I was always in love with it, I always wanted to do it. But my father, like most African parents, didn’t want that. They feel like you have to study to become a doctor or an engineer and stuff. They always want something which they think is better than what they have.
So I started first tapering towards architecture. But, along the line, I dropped that, and then I just went fully into art. So I started in Nigeria, at Yaba College of Technology, Lagos. I did my lower and higher diploma there. And that was my introduction.
Was there a crucial moment or point that you chose to commit to it as a profession?
I was already in my late twenties. I was a construction site supervisor for a construction company, and it was a good job. It was really good, so to say, in terms of pay and all that, and I was more or less financially secure. But I wasn’t satisfied. I just felt something was missing. So I quit my job, and dropped everything, and went back to school.
How does it feel being in this situation now, looking back at that whole journey?
I’m one of those people who doesn’t regret decisions. I just don’t. Yes, I might regret certain things, but I don’t dwell on it. Because I don’t think dwelling on it is going to change the circumstances, I just want to make the best out of what I have. And also knowing that it is not a failure, it’s just a lesson. So I just do it. I took that risk, and here we are. It was just more like a point in my life where I needed to make a point, take what I call “the quantum leap” and step into the unknown.
I knew, as a black artist here in Europe, it was not going to be an easy trip. Because, at the time, when I started doing this, I said, “Okay, I’m not going to do the general broad, whatever, fit into the regular art scene here.” I don’t follow the trend. I’m just doing my thing.
You never tried to adapt and blend in, so to speak?
I felt I wasn’t meant to fit. It wasn’t a decision, it was something that I’ve always known from the beginning. I just needed a sense of direction, so to say, in the sense of some sort of encouragement from somewhere. That came in the likes of Kerry James Marshall, as crazy as it might sound. There was an exhibition of his a couple of years ago, it’s been quite a while, in the Ludwig Museum here. And I saw it, and was like, whoa!

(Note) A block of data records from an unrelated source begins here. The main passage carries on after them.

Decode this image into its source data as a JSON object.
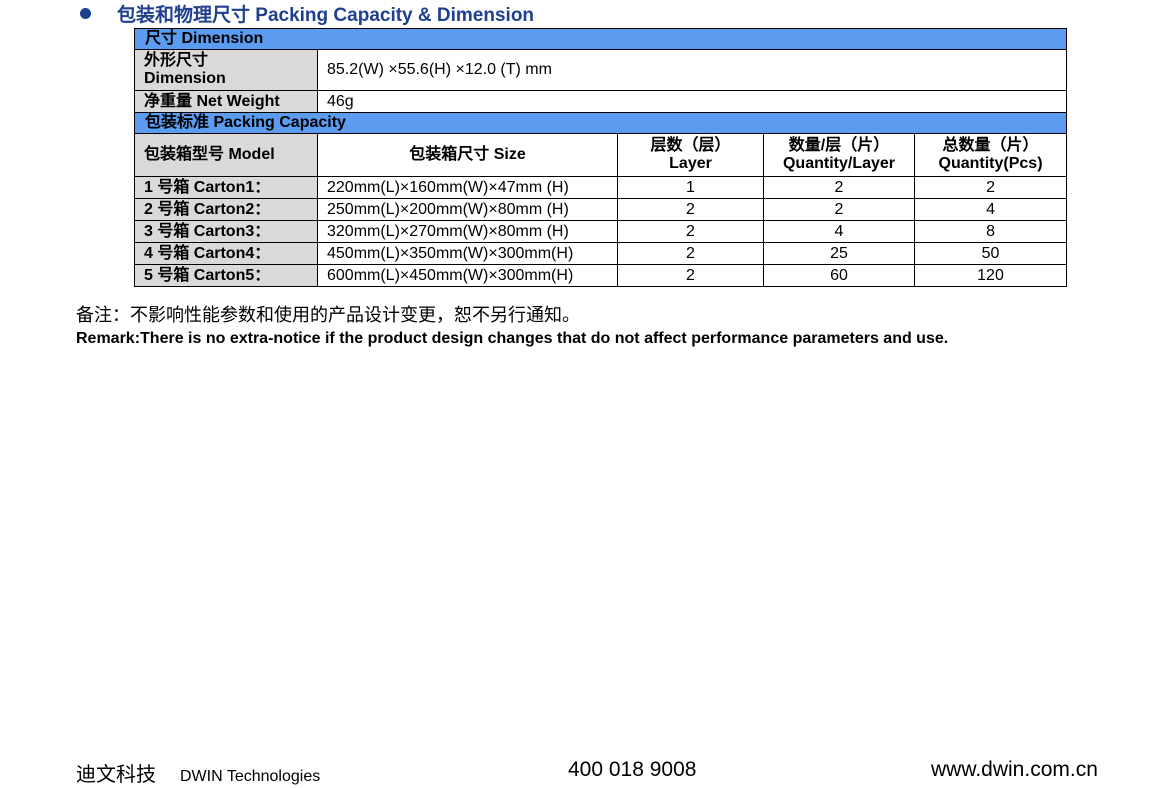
{
  "heading": "包装和物理尺寸 Packing Capacity & Dimension",
  "dimension_section": {
    "title": "尺寸 Dimension",
    "outline": {
      "label_cn": "外形尺寸",
      "label_en": "Dimension",
      "value": "85.2(W) ×55.6(H) ×12.0 (T) mm"
    },
    "weight": {
      "label": "净重量 Net Weight",
      "value": "46g"
    }
  },
  "packing_section": {
    "title": "包装标准 Packing Capacity",
    "headers": {
      "model": "包装箱型号 Model",
      "size": "包装箱尺寸 Size",
      "layer_cn": "层数（层）",
      "layer_en": "Layer",
      "qty_layer_cn": "数量/层（片）",
      "qty_layer_en": "Quantity/Layer",
      "total_cn": "总数量（片）",
      "total_en": "Quantity(Pcs)"
    },
    "rows": [
      {
        "model": "1 号箱 Carton1：",
        "size": "220mm(L)×160mm(W)×47mm (H)",
        "layer": "1",
        "qty_layer": "2",
        "total": "2"
      },
      {
        "model": "2 号箱 Carton2：",
        "size": "250mm(L)×200mm(W)×80mm (H)",
        "layer": "2",
        "qty_layer": "2",
        "total": "4"
      },
      {
        "model": "3 号箱 Carton3：",
        "size": "320mm(L)×270mm(W)×80mm (H)",
        "layer": "2",
        "qty_layer": "4",
        "total": "8"
      },
      {
        "model": "4 号箱 Carton4：",
        "size": "450mm(L)×350mm(W)×300mm(H)",
        "layer": "2",
        "qty_layer": "25",
        "total": "50"
      },
      {
        "model": "5 号箱 Carton5：",
        "size": "600mm(L)×450mm(W)×300mm(H)",
        "layer": "2",
        "qty_layer": "60",
        "total": "120"
      }
    ]
  },
  "remark_cn": "备注：不影响性能参数和使用的产品设计变更，恕不另行通知。",
  "remark_en": "Remark:There is no extra-notice if the product design changes that do not affect performance parameters and use.",
  "footer": {
    "company_cn": "迪文科技",
    "company_en": "DWIN Technologies",
    "phone": "400 018 9008",
    "website": "www.dwin.com.cn"
  }
}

You can read up to 3 premium stories before you subscribe to Magzter GOLD
Log in, if you are already a subscriber
Get unlimited access to thousands of curated premium stories, newspapers and 5,000+ magazines
READ THE ENTIRE ISSUE